__Task prompt__
Would you please copy each line of the data in which the string "this" occurs?

Data records for software interfaces
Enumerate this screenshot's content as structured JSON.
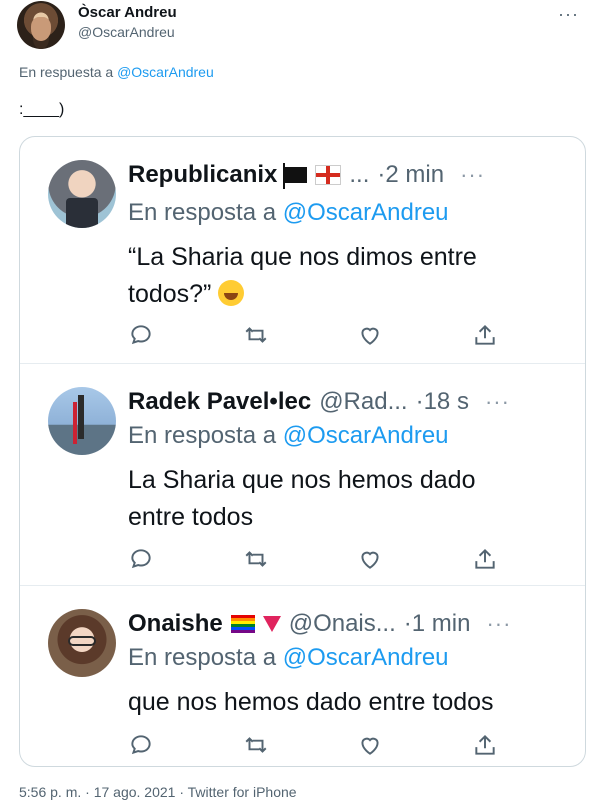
{
  "author": {
    "name": "Òscar Andreu",
    "handle": "@OscarAndreu"
  },
  "tweet": {
    "reply_prefix": "En respuesta a",
    "reply_mention": "@OscarAndreu",
    "text": ":____)"
  },
  "replies": [
    {
      "name": "Republicanix",
      "handle": "...",
      "time": "·2 min",
      "reply_prefix": "En resposta a",
      "reply_mention": "@OscarAndreu",
      "text_line1": "“La Sharia que nos dimos entre",
      "text_line2": "todos?”"
    },
    {
      "name": "Radek Pavel•lec",
      "handle": "@Rad...",
      "time": "·18 s",
      "reply_prefix": "En resposta a",
      "reply_mention": "@OscarAndreu",
      "text_line1": "La Sharia que nos hemos dado",
      "text_line2": "entre todos"
    },
    {
      "name": "Onaishe",
      "handle": "@Onais...",
      "time": "·1 min",
      "reply_prefix": "En resposta a",
      "reply_mention": "@OscarAndreu",
      "text_line1": "que nos hemos dado entre todos"
    }
  ],
  "footer": {
    "meta": "5:56 p. m. · 17 ago. 2021 · Twitter for iPhone"
  },
  "icons": [
    "reply-icon",
    "retweet-icon",
    "like-icon",
    "share-icon",
    "more-icon",
    "black-flag-icon",
    "georgia-flag-icon",
    "rainbow-flag-icon",
    "red-triangle-icon",
    "grinning-face-icon"
  ],
  "colors": {
    "accent": "#1d9bf0",
    "secondary_text": "#536471",
    "border": "#cfd9de"
  }
}
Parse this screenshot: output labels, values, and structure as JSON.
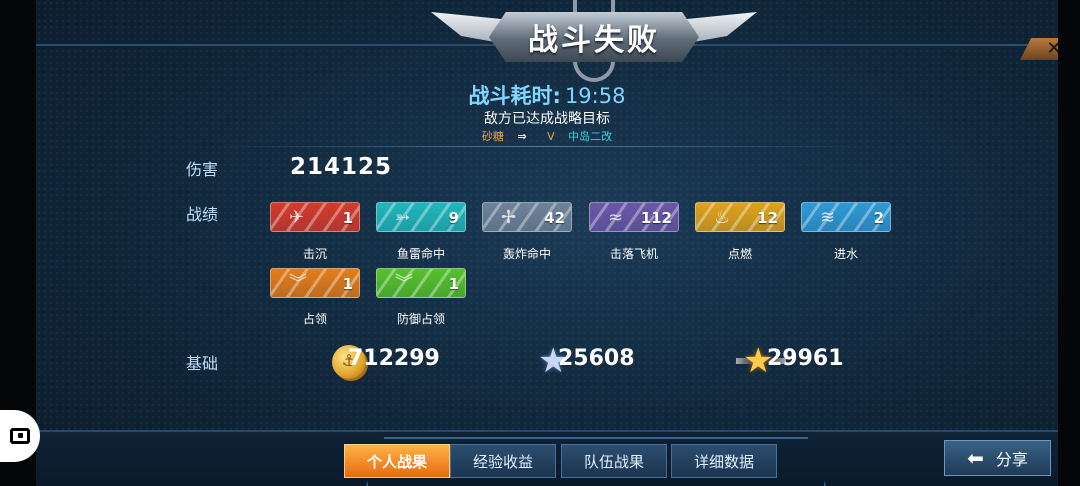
{
  "title_banner": "战斗失败",
  "close_label": "✕",
  "battle": {
    "time_label": "战斗耗时:",
    "time_value": "19:58",
    "goal_text": "敌方已达成战略目标",
    "player": "砂糖",
    "arrow": "⇒",
    "vs": "V",
    "enemy": "中岛二改"
  },
  "damage": {
    "label": "伤害",
    "value": "214125"
  },
  "achievements": {
    "label": "战绩",
    "items": [
      {
        "name": "击沉",
        "count": "1",
        "color": "#d63a2c",
        "icon": "ship-sink-icon",
        "glyph": "✈"
      },
      {
        "name": "鱼雷命中",
        "count": "9",
        "color": "#21b7bd",
        "icon": "torpedo-icon",
        "glyph": "➳"
      },
      {
        "name": "轰炸命中",
        "count": "42",
        "color": "#6f829a",
        "icon": "bomb-hit-icon",
        "glyph": "✢"
      },
      {
        "name": "击落飞机",
        "count": "112",
        "color": "#6a56a8",
        "icon": "plane-shot-icon",
        "glyph": "≈"
      },
      {
        "name": "点燃",
        "count": "12",
        "color": "#e0a319",
        "icon": "fire-icon",
        "glyph": "♨"
      },
      {
        "name": "进水",
        "count": "2",
        "color": "#2f9ad6",
        "icon": "flooding-icon",
        "glyph": "≋"
      },
      {
        "name": "占领",
        "count": "1",
        "color": "#e57d1a",
        "icon": "capture-icon",
        "glyph": "︾"
      },
      {
        "name": "防御占领",
        "count": "1",
        "color": "#57c12c",
        "icon": "defend-capture-icon",
        "glyph": "︾"
      }
    ]
  },
  "base": {
    "label": "基础",
    "coins": "712299",
    "silver_xp": "25608",
    "gold_xp": "29961",
    "coin_glyph": "⚓",
    "star_glyph": "★"
  },
  "tabs": [
    {
      "label": "个人战果",
      "active": true
    },
    {
      "label": "经验收益",
      "active": false
    },
    {
      "label": "队伍战果",
      "active": false
    },
    {
      "label": "详细数据",
      "active": false
    }
  ],
  "share": {
    "label": "分享",
    "arrow": "⬅"
  }
}
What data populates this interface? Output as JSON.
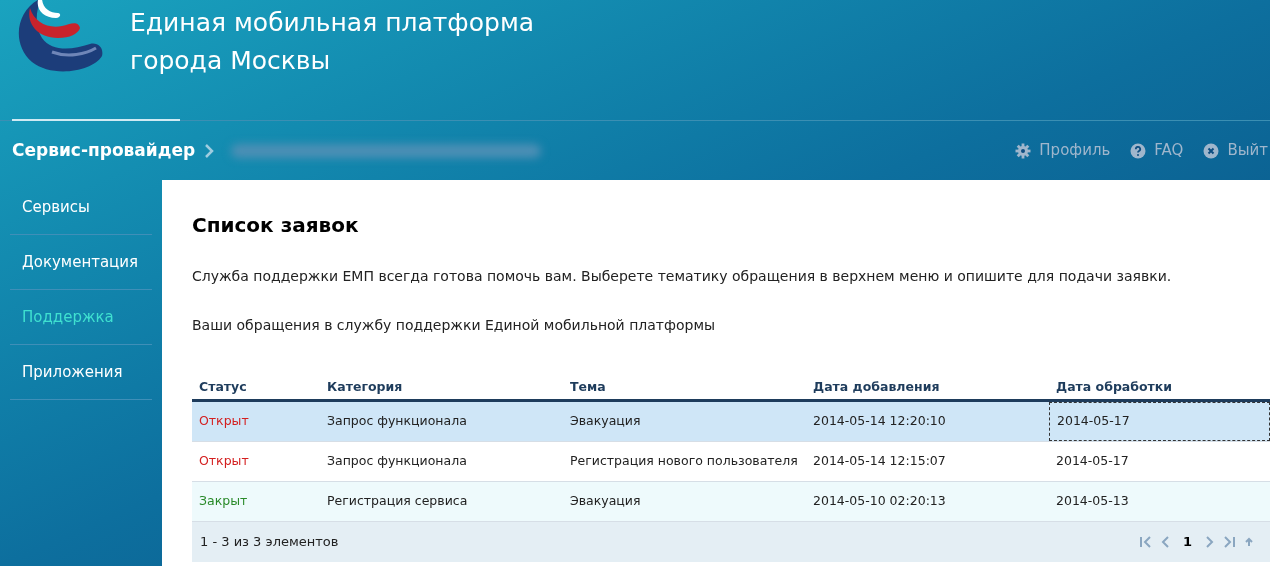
{
  "header": {
    "title_lines": [
      "Единая мобильная платформа",
      "города Москвы"
    ]
  },
  "nav": {
    "breadcrumb": "Сервис-провайдер",
    "links": [
      {
        "kind": "gear",
        "label": "Профиль"
      },
      {
        "kind": "help",
        "label": "FAQ"
      },
      {
        "kind": "close",
        "label": "Выйт"
      }
    ]
  },
  "sidebar": {
    "items": [
      {
        "label": "Сервисы",
        "selected": false
      },
      {
        "label": "Документация",
        "selected": false
      },
      {
        "label": "Поддержка",
        "selected": true
      },
      {
        "label": "Приложения",
        "selected": false
      }
    ]
  },
  "page": {
    "title": "Список заявок",
    "intro": "Служба поддержки ЕМП всегда готова помочь вам. Выберете тематику обращения в верхнем меню и опишите для подачи заявки.",
    "subtitle": "Ваши обращения в службу поддержки Единой мобильной платформы"
  },
  "table": {
    "columns": [
      "Статус",
      "Категория",
      "Тема",
      "Дата добавления",
      "Дата обработки"
    ],
    "rows": [
      {
        "status": "Открыт",
        "color": "#d42020",
        "category": "Запрос функционала",
        "topic": "Эвакуация",
        "added": "2014-05-14 12:20:10",
        "processed": "2014-05-17",
        "selected": true,
        "focused": true
      },
      {
        "status": "Открыт",
        "color": "#d42020",
        "category": "Запрос функционала",
        "topic": "Регистрация нового пользователя",
        "added": "2014-05-14 12:15:07",
        "processed": "2014-05-17",
        "selected": false,
        "focused": false
      },
      {
        "status": "Закрыт",
        "color": "#2a8a2a",
        "category": "Регистрация сервиса",
        "topic": "Эвакуация",
        "added": "2014-05-10 02:20:13",
        "processed": "2014-05-13",
        "selected": false,
        "focused": false
      }
    ],
    "footer": {
      "summary": "1 - 3 из 3 элементов",
      "page": "1"
    }
  }
}
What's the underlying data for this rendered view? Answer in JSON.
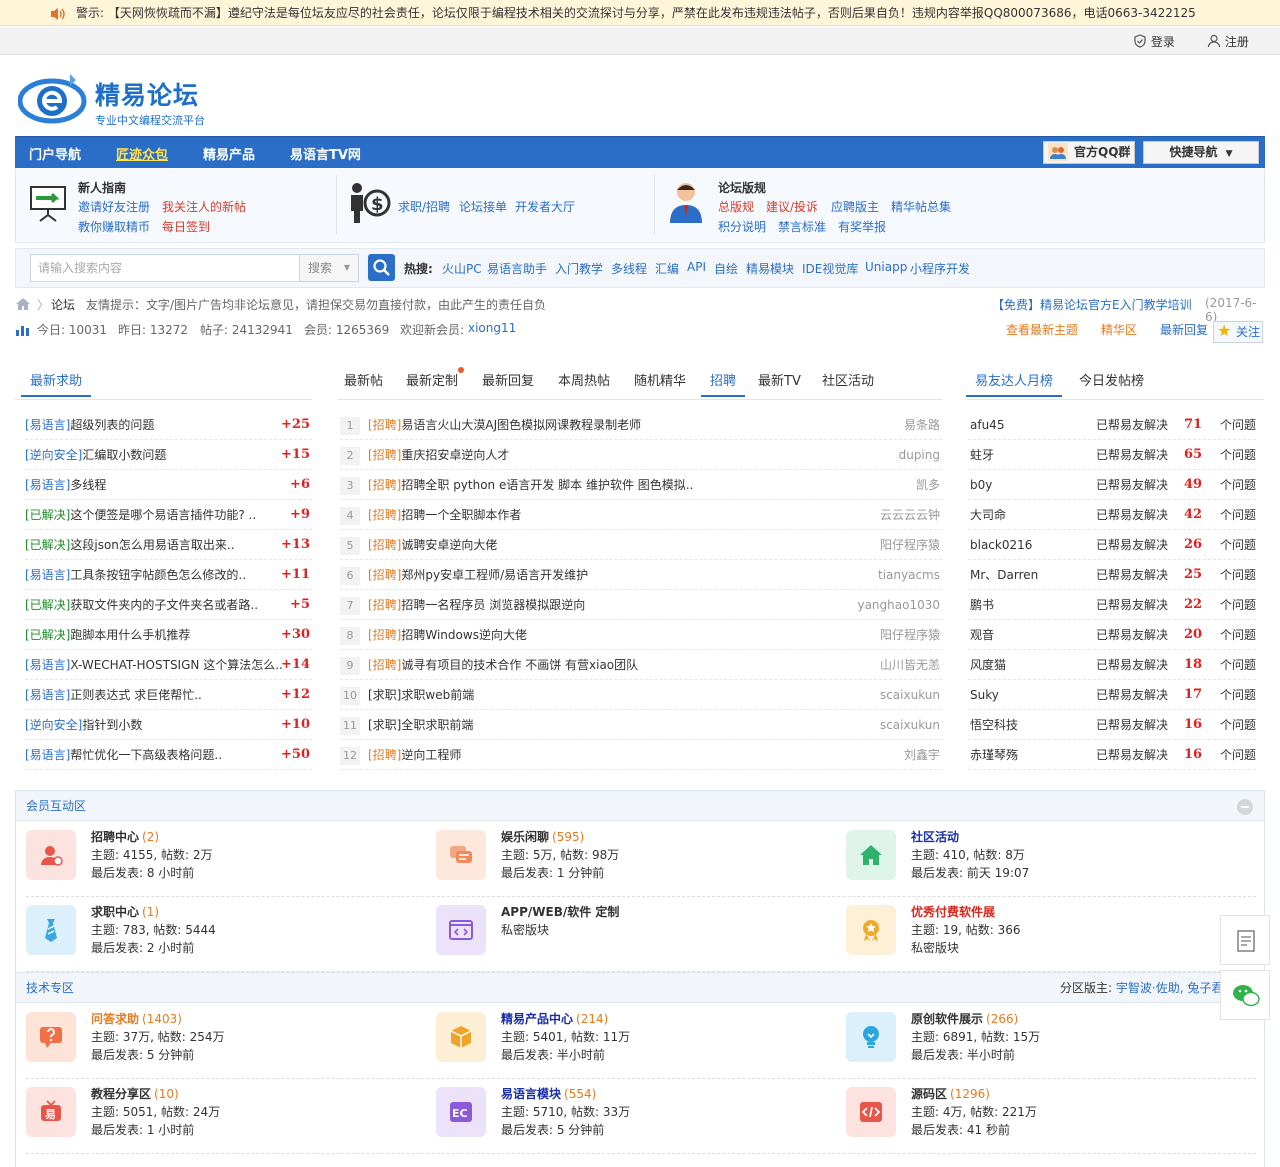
{
  "notice": {
    "label": "警示:",
    "text": "【天网恢恢疏而不漏】遵纪守法是每位坛友应尽的社会责任，论坛仅限于编程技术相关的交流探讨与分享，严禁在此发布违规违法帖子，否则后果自负！违规内容举报QQ800073686，电话0663-3422125"
  },
  "topbar": {
    "login": "登录",
    "register": "注册"
  },
  "logo": {
    "title": "精易论坛",
    "slogan": "专业中文编程交流平台"
  },
  "nav": {
    "items": [
      "门户导航",
      "匠迹众包",
      "精易产品",
      "易语言TV网"
    ],
    "qq_group": "官方QQ群",
    "quick_nav": "快捷导航"
  },
  "guide": {
    "newbie_title": "新人指南",
    "newbie_links": [
      "邀请好友注册",
      "我关注人的新帖",
      "教你赚取精币",
      "每日签到"
    ],
    "jobs_links": [
      "求职/招聘",
      "论坛接单",
      "开发者大厅"
    ],
    "rules_title": "论坛版规",
    "rules_links": [
      "总版规",
      "建议/投诉",
      "应聘版主",
      "精华帖总集",
      "积分说明",
      "禁言标准",
      "有奖举报"
    ]
  },
  "search": {
    "placeholder": "请输入搜索内容",
    "type": "搜索",
    "hot_label": "热搜:",
    "hot": [
      "火山PC",
      "易语言助手",
      "入门教学",
      "多线程",
      "汇编",
      "API",
      "自绘",
      "精易模块",
      "IDE视觉库",
      "Uniapp",
      "小程序开发"
    ]
  },
  "breadcrumb": {
    "current": "论坛",
    "tip": "友情提示：文字/图片广告均非论坛意见，请担保交易勿直接付款，由此产生的责任自负",
    "promo": "【免费】精易论坛官方E入门教学培训",
    "promo_date": "(2017-6-6)"
  },
  "stats": {
    "today": "今日: 10031",
    "yesterday": "昨日: 13272",
    "posts": "帖子: 24132941",
    "members": "会员: 1265369",
    "welcome": "欢迎新会员:",
    "newest": "xiong11",
    "links": [
      "查看最新主题",
      "精华区",
      "最新回复"
    ],
    "follow": "关注"
  },
  "help": {
    "tab": "最新求助",
    "rows": [
      {
        "tag": "[易语言]",
        "title": "超级列表的问题",
        "pts": "+25"
      },
      {
        "tag": "[逆向安全]",
        "title": "汇编取小数问题",
        "pts": "+15"
      },
      {
        "tag": "[易语言]",
        "title": "多线程",
        "pts": "+6"
      },
      {
        "tag": "[已解决]",
        "title": "这个便签是哪个易语言插件功能? ..",
        "pts": "+9"
      },
      {
        "tag": "[已解决]",
        "title": "这段json怎么用易语言取出来..",
        "pts": "+13"
      },
      {
        "tag": "[易语言]",
        "title": "工具条按钮字帖颜色怎么修改的..",
        "pts": "+11"
      },
      {
        "tag": "[已解决]",
        "title": "获取文件夹内的子文件夹名或者路..",
        "pts": "+5"
      },
      {
        "tag": "[已解决]",
        "title": "跑脚本用什么手机推荐",
        "pts": "+30"
      },
      {
        "tag": "[易语言]",
        "title": "X-WECHAT-HOSTSIGN 这个算法怎么..",
        "pts": "+14"
      },
      {
        "tag": "[易语言]",
        "title": "正则表达式 求巨佬帮忙..",
        "pts": "+12"
      },
      {
        "tag": "[逆向安全]",
        "title": "指针到小数",
        "pts": "+10"
      },
      {
        "tag": "[易语言]",
        "title": "帮忙优化一下高级表格问题..",
        "pts": "+50"
      }
    ]
  },
  "center": {
    "tabs": [
      "最新帖",
      "最新定制",
      "最新回复",
      "本周热帖",
      "随机精华",
      "招聘",
      "最新TV",
      "社区活动"
    ],
    "rows": [
      {
        "n": "1",
        "tag": "[招聘]",
        "title": "易语言火山大漠AJ图色模拟网课教程录制老师",
        "author": "易条路"
      },
      {
        "n": "2",
        "tag": "[招聘]",
        "title": "重庆招安卓逆向人才",
        "author": "duping"
      },
      {
        "n": "3",
        "tag": "[招聘]",
        "title": "招聘全职 python   e语言开发 脚本 维护软件   图色模拟..",
        "author": "凯多"
      },
      {
        "n": "4",
        "tag": "[招聘]",
        "title": "招聘一个全职脚本作者",
        "author": "云云云云钟"
      },
      {
        "n": "5",
        "tag": "[招聘]",
        "title": "诚聘安卓逆向大佬",
        "author": "阳仔程序猿"
      },
      {
        "n": "6",
        "tag": "[招聘]",
        "title": "郑州py安卓工程师/易语言开发维护",
        "author": "tianyacms"
      },
      {
        "n": "7",
        "tag": "[招聘]",
        "title": "招聘一名程序员 浏览器模拟跟逆向",
        "author": "yanghao1030"
      },
      {
        "n": "8",
        "tag": "[招聘]",
        "title": "招聘Windows逆向大佬",
        "author": "阳仔程序猿"
      },
      {
        "n": "9",
        "tag": "[招聘]",
        "title": "诚寻有项目的技术合作 不画饼 有营xiao团队",
        "author": "山川皆无恙"
      },
      {
        "n": "10",
        "tag": "[求职]",
        "title": "求职web前端",
        "author": "scaixukun"
      },
      {
        "n": "11",
        "tag": "[求职]",
        "title": "全职求职前端",
        "author": "scaixukun"
      },
      {
        "n": "12",
        "tag": "[招聘]",
        "title": "逆向工程师",
        "author": "刘鑫宇"
      }
    ]
  },
  "rank": {
    "tabs": [
      "易友达人月榜",
      "今日发帖榜"
    ],
    "solved_label": "已帮易友解决",
    "unit": "个问题",
    "rows": [
      {
        "name": "afu45",
        "n": "71"
      },
      {
        "name": "蛀牙",
        "n": "65"
      },
      {
        "name": "b0y",
        "n": "49"
      },
      {
        "name": "大司命",
        "n": "42"
      },
      {
        "name": "black0216",
        "n": "26"
      },
      {
        "name": "Mr、Darren",
        "n": "25"
      },
      {
        "name": "鹏书",
        "n": "22"
      },
      {
        "name": "观音",
        "n": "20"
      },
      {
        "name": "风度猫",
        "n": "18"
      },
      {
        "name": "Suky",
        "n": "17"
      },
      {
        "name": "悟空科技",
        "n": "16"
      },
      {
        "name": "赤瑾琴殇",
        "n": "16"
      }
    ]
  },
  "members_zone": {
    "title": "会员互动区",
    "forums": [
      {
        "name": "招聘中心",
        "count": "(2)",
        "l2": "主题: 4155, 帖数: 2万",
        "l3": "最后发表: 8 小时前",
        "color": "#333",
        "icon": "person-icon",
        "bg": "#fde3e0",
        "fg": "#e8564a"
      },
      {
        "name": "娱乐闲聊",
        "count": "(595)",
        "l2": "主题: 5万, 帖数: 98万",
        "l3": "最后发表: 1 分钟前",
        "color": "#333",
        "icon": "chat-icon",
        "bg": "#fde8db",
        "fg": "#f08a5d"
      },
      {
        "name": "社区活动",
        "count": "",
        "l2": "主题: 410, 帖数: 8万",
        "l3": "最后发表: 前天 19:07",
        "color": "#1a2ea8",
        "icon": "home-icon",
        "bg": "#dff5ea",
        "fg": "#2fb36b"
      },
      {
        "name": "求职中心",
        "count": "(1)",
        "l2": "主题: 783, 帖数: 5444",
        "l3": "最后发表: 2 小时前",
        "color": "#333",
        "icon": "tie-icon",
        "bg": "#dcf0fb",
        "fg": "#3aa7df"
      },
      {
        "name": "APP/WEB/软件 定制",
        "count": "",
        "l2": "私密版块",
        "l3": "",
        "color": "#333",
        "icon": "code-window-icon",
        "bg": "#ece3fa",
        "fg": "#8a5ad8"
      },
      {
        "name": "优秀付费软件展",
        "count": "",
        "l2": "主题: 19, 帖数: 366",
        "l3": "私密版块",
        "color": "#d8261b",
        "icon": "medal-icon",
        "bg": "#fdf0d6",
        "fg": "#f0a92a"
      }
    ]
  },
  "tech_zone": {
    "title": "技术专区",
    "moderators_label": "分区版主:",
    "moderators": "宇智波·佐助, 兔子君",
    "forums": [
      {
        "name": "问答求助",
        "count": "(1403)",
        "l2": "主题: 37万, 帖数: 254万",
        "l3": "最后发表: 5 分钟前",
        "color": "#e57a1e",
        "icon": "question-icon",
        "bg": "#fde3d8",
        "fg": "#f07048"
      },
      {
        "name": "精易产品中心",
        "count": "(214)",
        "l2": "主题: 5401, 帖数: 11万",
        "l3": "最后发表: 半小时前",
        "color": "#1a2ea8",
        "icon": "box-icon",
        "bg": "#fdefd6",
        "fg": "#f0a42a"
      },
      {
        "name": "原创软件展示",
        "count": "(266)",
        "l2": "主题: 6891, 帖数: 15万",
        "l3": "最后发表: 半小时前",
        "color": "#333",
        "icon": "bulb-icon",
        "bg": "#dcf0fb",
        "fg": "#2da5e0"
      },
      {
        "name": "教程分享区",
        "count": "(10)",
        "l2": "主题: 5051, 帖数: 24万",
        "l3": "最后发表: 1 小时前",
        "color": "#333",
        "icon": "tv-icon",
        "bg": "#fde3e0",
        "fg": "#e8564a"
      },
      {
        "name": "易语言模块",
        "count": "(554)",
        "l2": "主题: 5710, 帖数: 33万",
        "l3": "最后发表: 5 分钟前",
        "color": "#1a2ea8",
        "icon": "ec-icon",
        "bg": "#ece3fa",
        "fg": "#8a5ad8"
      },
      {
        "name": "源码区",
        "count": "(1296)",
        "l2": "主题: 4万, 帖数: 221万",
        "l3": "最后发表: 41 秒前",
        "color": "#333",
        "icon": "code-icon",
        "bg": "#fde3e0",
        "fg": "#e8564a"
      }
    ]
  }
}
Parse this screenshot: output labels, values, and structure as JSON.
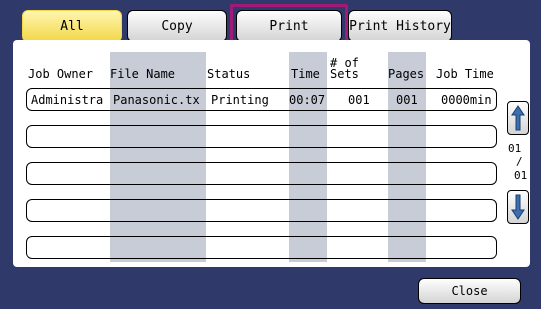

__Task output__
Enumerate this screenshot's content as structured JSON.
Parse this screenshot: output labels, values, and structure as JSON.
What data populates this interface? Output as JSON.
What's the underlying data for this rendered view? Answer in JSON.
Parse this screenshot: output labels, values, and structure as JSON.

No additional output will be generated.